While waiting for Alfonso Soriano to get hot, the Cubs feel like Gold Glove second baseman Darwin Barney and part-time closer Kevin Gregg have stabilized their infield defense and the bullpen.
These are the margins: All 24 games have been decided by four runs or less, a new franchise record. This marked the ninth loss by two runs or less. Three losses have come in the final at-bat. Five different relievers have blown six saves.
“You just can’t dwell too much on it,” Villanueva said. “It can eat you up. You get negative and it’s easy when you’re down by one or two runs (to think): ‘Oh, here we go again, we’re done.’ But (the) veteran guys here are trying to guide the younger guys.
“It’s not the end of the world. We’re going to go through tough stretches. We understand every single game we’ve lost has been a close game. I don’t remember a game where we’ve been (blown out). Nobody’s handing our butts to us.”
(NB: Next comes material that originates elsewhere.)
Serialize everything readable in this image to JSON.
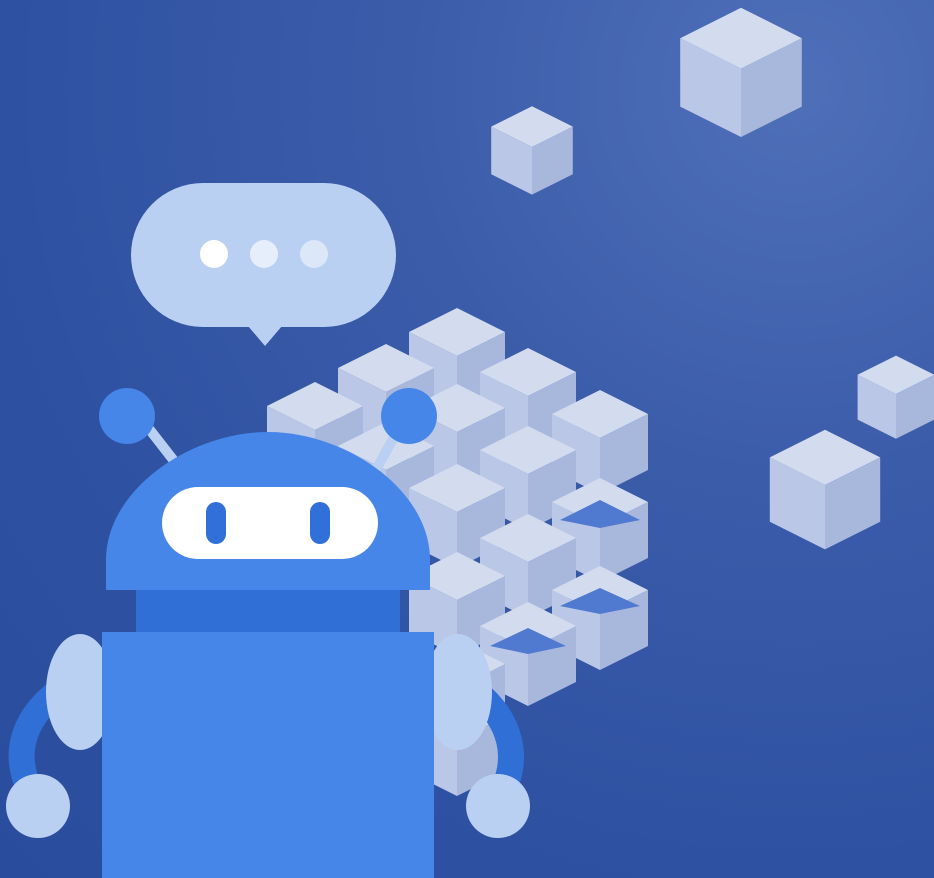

The marketing department probably won’t put #Committed at the end of that line. And the Marlins (6-19) are the worst team in the National League. But the Cubs return home for another four-game series against a last-place team – the San Diego Padres – that begins a 16-of-19 stretch at Wrigley Field. There are only so many times Sveum can use this playbook.
“When he says something, it’s not only for like two or three guys, it’s for everybody in the room,” Soriano said. “We’re 25 players. We have to be together. Sometimes he tries to send a message to everybody to perform better.
"He tried to send a message to motivate players, especially the young guys. It’s not like looking for the negative. It’s just motivation, because if we look for the negative part, we’ll take nothing good from there.”